Answers to these questions will emerge from debates in the old media, and through established societal channels like NGO's lobbying activities (EFF). But the discussions can only be substantial if they are based on first-hand experience, i.e. if they are also led on the Net. Therefore the primary meta-goal is Access for All.

Q11: Where does the Access for All movement start? What's the context?

A11: Access for All starts from existing crystallization points (dds, is, Prenzelnet, Zamir Network and Electronic Witches in former Yugoslawia). By simply pooling these models, presenting them together, and forgrounding Access for All, the issue will become visible for the first time.
The result could be a collection of pointers to Access for All projects, of fact-sheets about the different approaches and technical implementations, diary-style scenes from the local online cultures, policy statements of these communities. Furthermore, forces can be joined to help bootstrap other projects by sharing experiences, software, know-how, and money (like the International City Federation). Operating projects could adopt sister communities in other countries.
As a movement Access for All could be a contribution to the Internet World Expo 1996, initated by Carl Malamud after the example of 19th century industrial world fairs. Among many fancy, advanced projects showcased there, Access for All could be a bottom-up, trans-European counterpoint.

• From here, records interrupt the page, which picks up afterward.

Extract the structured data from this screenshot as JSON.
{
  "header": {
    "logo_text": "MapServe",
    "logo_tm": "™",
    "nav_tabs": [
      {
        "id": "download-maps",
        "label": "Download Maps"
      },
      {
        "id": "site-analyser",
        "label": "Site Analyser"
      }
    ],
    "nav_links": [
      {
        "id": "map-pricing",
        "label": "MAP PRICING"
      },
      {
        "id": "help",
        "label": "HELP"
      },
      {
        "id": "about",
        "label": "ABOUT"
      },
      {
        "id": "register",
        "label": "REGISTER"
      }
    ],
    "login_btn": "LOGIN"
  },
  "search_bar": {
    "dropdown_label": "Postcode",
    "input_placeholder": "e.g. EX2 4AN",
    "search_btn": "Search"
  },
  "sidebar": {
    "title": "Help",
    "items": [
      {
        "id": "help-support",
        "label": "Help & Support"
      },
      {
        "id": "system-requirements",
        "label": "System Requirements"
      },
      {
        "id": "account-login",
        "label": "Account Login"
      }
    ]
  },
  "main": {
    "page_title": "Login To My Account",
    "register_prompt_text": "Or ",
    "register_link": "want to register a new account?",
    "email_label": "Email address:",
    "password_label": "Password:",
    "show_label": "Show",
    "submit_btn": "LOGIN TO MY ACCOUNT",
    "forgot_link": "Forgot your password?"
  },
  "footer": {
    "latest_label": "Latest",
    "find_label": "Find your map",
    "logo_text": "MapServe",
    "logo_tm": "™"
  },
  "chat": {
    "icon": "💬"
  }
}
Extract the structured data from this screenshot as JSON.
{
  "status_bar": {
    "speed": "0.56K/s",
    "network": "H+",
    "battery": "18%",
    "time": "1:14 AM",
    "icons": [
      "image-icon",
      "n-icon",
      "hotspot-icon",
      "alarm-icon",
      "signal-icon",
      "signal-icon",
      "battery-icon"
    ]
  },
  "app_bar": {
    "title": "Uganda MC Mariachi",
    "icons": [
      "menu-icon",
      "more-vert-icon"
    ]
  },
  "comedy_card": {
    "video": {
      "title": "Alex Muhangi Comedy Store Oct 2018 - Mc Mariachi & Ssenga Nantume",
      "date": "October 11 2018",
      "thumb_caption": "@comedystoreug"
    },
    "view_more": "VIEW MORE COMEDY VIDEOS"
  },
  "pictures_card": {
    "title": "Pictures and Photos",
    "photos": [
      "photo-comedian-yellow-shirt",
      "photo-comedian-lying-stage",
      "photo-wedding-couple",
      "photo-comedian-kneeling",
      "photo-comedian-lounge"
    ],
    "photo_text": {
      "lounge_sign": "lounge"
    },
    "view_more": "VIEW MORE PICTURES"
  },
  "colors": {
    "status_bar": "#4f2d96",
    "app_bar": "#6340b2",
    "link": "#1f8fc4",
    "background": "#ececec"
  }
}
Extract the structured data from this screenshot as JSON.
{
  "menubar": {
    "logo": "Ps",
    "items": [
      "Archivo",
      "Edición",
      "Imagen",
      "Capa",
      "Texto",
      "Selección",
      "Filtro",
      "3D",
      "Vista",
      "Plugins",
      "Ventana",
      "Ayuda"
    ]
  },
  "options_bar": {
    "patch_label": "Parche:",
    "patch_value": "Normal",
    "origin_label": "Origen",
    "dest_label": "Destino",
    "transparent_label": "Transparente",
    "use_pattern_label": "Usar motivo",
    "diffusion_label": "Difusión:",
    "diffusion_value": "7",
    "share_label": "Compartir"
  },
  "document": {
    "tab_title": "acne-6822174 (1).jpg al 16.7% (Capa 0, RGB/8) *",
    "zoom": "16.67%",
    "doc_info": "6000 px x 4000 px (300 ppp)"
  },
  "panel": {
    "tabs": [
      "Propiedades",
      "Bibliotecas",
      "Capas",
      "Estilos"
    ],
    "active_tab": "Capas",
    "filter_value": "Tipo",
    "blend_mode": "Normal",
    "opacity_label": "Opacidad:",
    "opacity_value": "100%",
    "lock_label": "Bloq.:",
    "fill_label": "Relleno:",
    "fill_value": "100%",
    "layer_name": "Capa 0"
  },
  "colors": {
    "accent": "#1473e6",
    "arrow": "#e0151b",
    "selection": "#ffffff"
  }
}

GLOCOM: Information Technology and Communications Policy Forum of Japan, Proposal on the Reform of the Information and Communications Industry,

Jeff Johnson (Computer Professionals for Social Responsibility),
The Information Hypeway: A Worst-Case Scenario,


Sproull & Faraj, in: Brian Kahin & James Keller (eds), Public Access to the Internet, MIT Press 1995

MacKie-Mason & Varian, in Kahin, op.cit.

Kahin, in Kahin, op.cit.

Civille, in Kahin, op.cit.


Thanks to Sabine Helmers, Koji Ando, Ilona Marenbach, Frank Holzkamp, Joachim Blank, Barbara Aselmeier.